==== Dataset extract

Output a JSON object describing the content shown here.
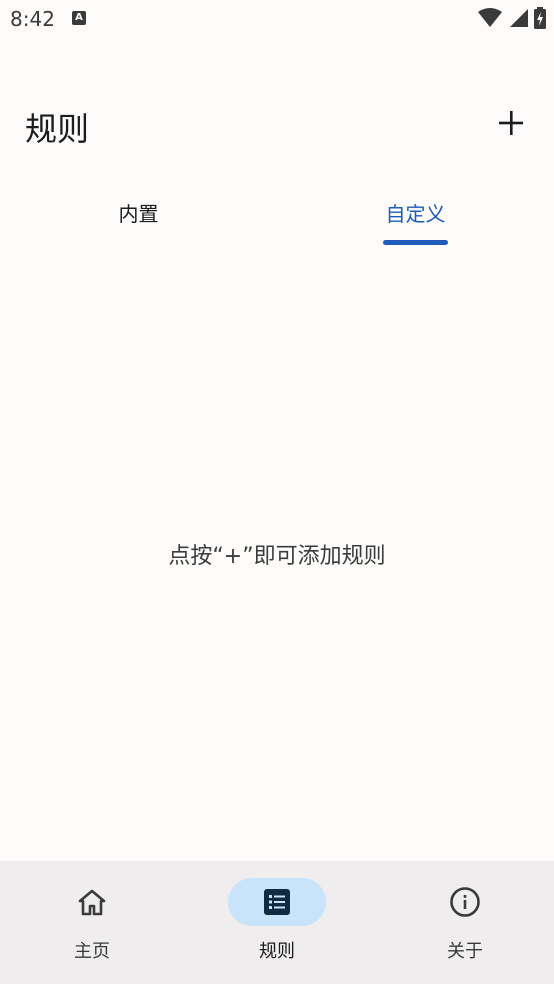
{
  "status_bar": {
    "time": "8:42",
    "notification_badge": "A",
    "icons": [
      "wifi-icon",
      "signal-icon",
      "battery-charging-icon"
    ]
  },
  "app_bar": {
    "title": "规则",
    "add_icon": "plus-icon"
  },
  "tabs": [
    {
      "label": "内置",
      "selected": false
    },
    {
      "label": "自定义",
      "selected": true
    }
  ],
  "empty_state": {
    "message": "点按“+”即可添加规则"
  },
  "bottom_nav": {
    "items": [
      {
        "label": "主页",
        "icon": "home-icon",
        "active": false
      },
      {
        "label": "规则",
        "icon": "list-icon",
        "active": true
      },
      {
        "label": "关于",
        "icon": "info-icon",
        "active": false
      }
    ]
  },
  "colors": {
    "accent": "#1f5bbd",
    "nav_active_pill": "#c7e4fb",
    "background": "#fdfcfb",
    "nav_background": "#efedee"
  }
}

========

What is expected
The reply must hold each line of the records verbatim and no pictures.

The completed task
Output a JSON object describing the content shown here.
{
  "status_bar": {
    "time": "8:42",
    "notification_badge": "A",
    "icons": [
      "wifi-icon",
      "signal-icon",
      "battery-charging-icon"
    ]
  },
  "app_bar": {
    "title": "规则",
    "add_icon": "plus-icon"
  },
  "tabs": [
    {
      "label": "内置",
      "selected": false
    },
    {
      "label": "自定义",
      "selected": true
    }
  ],
  "empty_state": {
    "message": "点按“+”即可添加规则"
  },
  "bottom_nav": {
    "items": [
      {
        "label": "主页",
        "icon": "home-icon",
        "active": false
      },
      {
        "label": "规则",
        "icon": "list-icon",
        "active": true
      },
      {
        "label": "关于",
        "icon": "info-icon",
        "active": false
      }
    ]
  },
  "colors": {
    "accent": "#1f5bbd",
    "nav_active_pill": "#c7e4fb",
    "background": "#fdfcfb",
    "nav_background": "#efedee"
  }
}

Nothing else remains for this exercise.